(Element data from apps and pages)
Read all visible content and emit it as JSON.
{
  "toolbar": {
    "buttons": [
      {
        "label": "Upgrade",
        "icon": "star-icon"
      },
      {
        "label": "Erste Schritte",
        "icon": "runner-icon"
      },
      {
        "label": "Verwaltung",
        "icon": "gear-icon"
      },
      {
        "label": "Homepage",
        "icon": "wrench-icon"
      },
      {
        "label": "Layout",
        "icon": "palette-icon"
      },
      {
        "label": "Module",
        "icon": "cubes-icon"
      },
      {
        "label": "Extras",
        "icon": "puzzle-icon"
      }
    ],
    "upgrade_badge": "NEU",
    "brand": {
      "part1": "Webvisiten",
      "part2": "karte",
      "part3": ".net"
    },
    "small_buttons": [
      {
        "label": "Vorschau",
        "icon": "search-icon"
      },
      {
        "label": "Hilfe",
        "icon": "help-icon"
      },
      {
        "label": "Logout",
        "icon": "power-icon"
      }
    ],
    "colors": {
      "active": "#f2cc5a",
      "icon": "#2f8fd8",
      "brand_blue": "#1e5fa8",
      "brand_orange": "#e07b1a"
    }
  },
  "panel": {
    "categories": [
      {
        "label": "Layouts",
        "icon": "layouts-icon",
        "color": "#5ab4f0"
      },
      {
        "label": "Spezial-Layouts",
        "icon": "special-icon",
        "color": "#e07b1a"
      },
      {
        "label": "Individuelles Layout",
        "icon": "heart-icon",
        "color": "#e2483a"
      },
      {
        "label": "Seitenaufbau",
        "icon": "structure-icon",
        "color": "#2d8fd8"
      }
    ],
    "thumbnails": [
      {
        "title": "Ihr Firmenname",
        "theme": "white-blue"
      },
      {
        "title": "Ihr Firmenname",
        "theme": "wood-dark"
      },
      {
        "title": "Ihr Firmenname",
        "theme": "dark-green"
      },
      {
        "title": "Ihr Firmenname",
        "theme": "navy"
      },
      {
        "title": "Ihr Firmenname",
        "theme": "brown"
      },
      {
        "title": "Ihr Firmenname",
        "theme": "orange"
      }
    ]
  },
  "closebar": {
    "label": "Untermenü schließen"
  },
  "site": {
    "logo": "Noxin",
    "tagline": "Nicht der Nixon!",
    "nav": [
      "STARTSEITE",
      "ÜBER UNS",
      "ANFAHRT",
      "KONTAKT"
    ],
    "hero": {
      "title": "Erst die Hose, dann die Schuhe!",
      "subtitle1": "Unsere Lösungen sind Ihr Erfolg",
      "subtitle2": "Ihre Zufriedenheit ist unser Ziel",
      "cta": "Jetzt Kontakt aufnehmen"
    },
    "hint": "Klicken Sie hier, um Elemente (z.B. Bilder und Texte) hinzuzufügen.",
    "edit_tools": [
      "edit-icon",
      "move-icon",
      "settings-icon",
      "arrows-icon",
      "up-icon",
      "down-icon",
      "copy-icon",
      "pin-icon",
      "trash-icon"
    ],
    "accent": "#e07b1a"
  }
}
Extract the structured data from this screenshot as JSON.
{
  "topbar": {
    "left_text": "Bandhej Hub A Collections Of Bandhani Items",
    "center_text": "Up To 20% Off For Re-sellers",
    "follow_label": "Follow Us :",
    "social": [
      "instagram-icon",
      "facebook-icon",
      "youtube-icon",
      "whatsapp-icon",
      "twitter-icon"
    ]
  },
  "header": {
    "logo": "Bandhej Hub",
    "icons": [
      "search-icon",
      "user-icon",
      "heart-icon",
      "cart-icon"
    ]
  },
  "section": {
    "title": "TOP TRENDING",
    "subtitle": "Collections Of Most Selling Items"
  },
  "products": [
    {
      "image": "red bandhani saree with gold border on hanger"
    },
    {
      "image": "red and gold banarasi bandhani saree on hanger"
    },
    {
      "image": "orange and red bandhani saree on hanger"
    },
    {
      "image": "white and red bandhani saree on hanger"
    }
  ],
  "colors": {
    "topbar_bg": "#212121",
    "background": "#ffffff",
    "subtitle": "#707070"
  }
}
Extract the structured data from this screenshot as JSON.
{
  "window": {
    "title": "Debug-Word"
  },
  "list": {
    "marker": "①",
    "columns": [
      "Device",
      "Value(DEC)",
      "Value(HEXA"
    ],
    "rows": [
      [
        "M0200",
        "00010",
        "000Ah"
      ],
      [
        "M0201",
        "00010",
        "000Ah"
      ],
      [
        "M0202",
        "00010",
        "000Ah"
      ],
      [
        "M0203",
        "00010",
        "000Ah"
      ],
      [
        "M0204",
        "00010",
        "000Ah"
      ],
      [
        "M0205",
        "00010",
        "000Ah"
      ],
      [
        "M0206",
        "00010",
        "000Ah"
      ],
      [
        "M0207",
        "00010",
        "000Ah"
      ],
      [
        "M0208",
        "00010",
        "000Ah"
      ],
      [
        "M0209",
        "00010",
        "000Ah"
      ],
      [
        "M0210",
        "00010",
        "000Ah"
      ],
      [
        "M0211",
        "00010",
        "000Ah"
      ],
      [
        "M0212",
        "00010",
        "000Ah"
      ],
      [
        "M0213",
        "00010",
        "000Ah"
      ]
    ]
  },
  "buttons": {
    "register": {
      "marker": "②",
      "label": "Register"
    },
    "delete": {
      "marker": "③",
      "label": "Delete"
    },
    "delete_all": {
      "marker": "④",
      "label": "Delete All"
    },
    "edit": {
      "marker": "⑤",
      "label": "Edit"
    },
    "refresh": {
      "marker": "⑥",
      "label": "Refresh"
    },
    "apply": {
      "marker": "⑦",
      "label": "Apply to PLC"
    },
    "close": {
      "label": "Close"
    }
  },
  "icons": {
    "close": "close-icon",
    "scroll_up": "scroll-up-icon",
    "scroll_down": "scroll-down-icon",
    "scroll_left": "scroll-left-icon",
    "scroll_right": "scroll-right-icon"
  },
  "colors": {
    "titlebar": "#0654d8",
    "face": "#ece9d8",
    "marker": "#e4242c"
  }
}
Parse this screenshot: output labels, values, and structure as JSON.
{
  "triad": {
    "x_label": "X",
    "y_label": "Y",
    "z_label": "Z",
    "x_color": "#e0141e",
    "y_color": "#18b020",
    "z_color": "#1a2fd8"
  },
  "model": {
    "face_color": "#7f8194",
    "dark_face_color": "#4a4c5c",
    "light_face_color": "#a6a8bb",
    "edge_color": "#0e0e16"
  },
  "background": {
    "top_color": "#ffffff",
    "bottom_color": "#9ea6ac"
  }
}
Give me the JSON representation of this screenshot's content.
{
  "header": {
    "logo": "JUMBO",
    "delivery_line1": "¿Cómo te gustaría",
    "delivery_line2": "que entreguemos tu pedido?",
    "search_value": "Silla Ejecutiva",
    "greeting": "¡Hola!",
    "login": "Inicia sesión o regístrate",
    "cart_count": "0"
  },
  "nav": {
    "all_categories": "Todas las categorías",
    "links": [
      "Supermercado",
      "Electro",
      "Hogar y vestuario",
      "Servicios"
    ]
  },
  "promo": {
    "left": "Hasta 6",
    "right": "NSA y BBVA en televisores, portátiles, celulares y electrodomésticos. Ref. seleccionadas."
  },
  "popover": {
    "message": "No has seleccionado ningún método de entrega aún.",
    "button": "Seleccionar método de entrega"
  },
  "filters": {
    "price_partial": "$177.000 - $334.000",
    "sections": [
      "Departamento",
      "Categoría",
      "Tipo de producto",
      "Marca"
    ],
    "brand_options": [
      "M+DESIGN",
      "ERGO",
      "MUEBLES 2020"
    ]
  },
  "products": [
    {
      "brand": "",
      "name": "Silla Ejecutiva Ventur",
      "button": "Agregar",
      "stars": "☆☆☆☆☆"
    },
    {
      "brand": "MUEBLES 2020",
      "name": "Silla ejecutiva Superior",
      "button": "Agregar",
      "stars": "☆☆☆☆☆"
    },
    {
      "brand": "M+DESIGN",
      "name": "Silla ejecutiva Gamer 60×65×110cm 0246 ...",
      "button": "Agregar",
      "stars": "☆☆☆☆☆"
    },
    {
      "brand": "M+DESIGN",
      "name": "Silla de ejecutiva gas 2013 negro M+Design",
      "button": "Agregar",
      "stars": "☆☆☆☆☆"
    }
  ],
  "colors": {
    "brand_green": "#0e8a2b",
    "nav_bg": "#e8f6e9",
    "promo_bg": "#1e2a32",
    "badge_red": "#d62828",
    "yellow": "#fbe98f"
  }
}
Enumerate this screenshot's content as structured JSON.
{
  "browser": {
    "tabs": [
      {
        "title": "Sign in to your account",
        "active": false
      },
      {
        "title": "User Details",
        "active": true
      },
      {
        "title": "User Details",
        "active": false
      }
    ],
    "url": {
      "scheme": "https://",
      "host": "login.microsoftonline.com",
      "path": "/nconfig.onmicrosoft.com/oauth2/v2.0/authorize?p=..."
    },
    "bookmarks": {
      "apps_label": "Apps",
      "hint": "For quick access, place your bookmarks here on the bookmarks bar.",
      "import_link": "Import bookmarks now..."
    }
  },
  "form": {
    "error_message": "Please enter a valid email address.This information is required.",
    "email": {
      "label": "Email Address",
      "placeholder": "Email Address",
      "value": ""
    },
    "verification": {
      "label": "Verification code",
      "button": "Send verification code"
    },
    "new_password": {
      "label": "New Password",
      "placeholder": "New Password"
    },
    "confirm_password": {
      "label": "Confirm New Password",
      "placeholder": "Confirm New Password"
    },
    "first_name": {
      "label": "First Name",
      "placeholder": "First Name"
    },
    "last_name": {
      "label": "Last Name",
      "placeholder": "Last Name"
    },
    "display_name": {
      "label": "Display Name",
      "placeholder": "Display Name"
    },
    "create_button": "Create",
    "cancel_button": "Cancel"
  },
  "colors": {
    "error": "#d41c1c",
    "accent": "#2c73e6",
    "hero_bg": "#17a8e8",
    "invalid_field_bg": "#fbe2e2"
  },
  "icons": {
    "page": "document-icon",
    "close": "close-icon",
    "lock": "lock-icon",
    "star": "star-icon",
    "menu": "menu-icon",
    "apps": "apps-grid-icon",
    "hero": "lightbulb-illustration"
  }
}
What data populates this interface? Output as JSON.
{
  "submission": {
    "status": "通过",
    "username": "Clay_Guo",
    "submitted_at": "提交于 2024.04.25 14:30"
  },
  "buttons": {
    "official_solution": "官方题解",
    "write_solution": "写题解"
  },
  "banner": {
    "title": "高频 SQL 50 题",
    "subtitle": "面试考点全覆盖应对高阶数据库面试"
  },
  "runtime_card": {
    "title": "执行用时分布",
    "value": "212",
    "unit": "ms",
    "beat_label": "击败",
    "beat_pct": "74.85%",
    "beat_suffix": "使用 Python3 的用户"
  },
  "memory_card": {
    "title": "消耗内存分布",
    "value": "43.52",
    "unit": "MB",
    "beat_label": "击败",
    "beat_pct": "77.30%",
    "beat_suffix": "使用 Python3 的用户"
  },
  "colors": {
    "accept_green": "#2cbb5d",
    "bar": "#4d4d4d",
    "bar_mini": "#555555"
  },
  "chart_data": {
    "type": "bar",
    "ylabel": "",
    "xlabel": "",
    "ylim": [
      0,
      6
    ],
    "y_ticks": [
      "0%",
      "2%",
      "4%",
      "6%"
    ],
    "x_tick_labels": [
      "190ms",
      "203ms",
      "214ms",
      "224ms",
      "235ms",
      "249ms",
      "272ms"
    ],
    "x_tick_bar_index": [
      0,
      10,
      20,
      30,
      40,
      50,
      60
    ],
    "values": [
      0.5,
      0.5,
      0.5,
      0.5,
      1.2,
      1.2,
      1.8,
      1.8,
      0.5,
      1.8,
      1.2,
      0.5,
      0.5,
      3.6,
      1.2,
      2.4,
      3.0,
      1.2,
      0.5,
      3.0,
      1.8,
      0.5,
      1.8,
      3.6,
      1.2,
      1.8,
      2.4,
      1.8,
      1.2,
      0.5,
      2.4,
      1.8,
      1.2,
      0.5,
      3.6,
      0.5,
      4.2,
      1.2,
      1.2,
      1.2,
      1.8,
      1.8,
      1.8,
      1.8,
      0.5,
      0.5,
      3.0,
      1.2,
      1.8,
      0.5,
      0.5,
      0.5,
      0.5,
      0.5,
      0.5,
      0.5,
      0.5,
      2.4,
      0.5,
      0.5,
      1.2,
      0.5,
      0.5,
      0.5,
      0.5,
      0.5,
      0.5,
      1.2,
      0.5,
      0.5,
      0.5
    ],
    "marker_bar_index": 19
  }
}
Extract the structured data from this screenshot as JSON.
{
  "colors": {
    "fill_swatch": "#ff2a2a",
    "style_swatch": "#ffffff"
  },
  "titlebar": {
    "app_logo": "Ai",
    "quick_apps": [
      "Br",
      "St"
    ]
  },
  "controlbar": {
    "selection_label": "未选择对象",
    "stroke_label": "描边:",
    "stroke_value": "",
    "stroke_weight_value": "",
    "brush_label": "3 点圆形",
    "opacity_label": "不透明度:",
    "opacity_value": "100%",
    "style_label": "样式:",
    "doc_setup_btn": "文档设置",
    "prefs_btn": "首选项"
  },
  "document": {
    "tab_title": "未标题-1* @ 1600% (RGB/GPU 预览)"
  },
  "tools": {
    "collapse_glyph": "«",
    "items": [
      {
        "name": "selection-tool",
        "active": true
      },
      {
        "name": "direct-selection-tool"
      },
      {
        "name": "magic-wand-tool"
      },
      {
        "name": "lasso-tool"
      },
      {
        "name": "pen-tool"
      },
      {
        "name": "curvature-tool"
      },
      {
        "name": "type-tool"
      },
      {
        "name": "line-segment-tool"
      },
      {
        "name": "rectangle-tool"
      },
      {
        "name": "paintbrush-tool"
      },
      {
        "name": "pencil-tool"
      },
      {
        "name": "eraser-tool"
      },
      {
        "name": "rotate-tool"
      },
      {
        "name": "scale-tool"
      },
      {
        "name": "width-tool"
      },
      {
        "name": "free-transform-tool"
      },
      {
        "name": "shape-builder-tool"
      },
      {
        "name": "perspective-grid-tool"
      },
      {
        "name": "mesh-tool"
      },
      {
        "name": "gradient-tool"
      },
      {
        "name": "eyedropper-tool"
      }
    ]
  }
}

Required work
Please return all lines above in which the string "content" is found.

Response area
Read all visible content and emit it as JSON.
Give me the JSON representation of this screenshot's content.
Enumerate this screenshot's content as structured JSON.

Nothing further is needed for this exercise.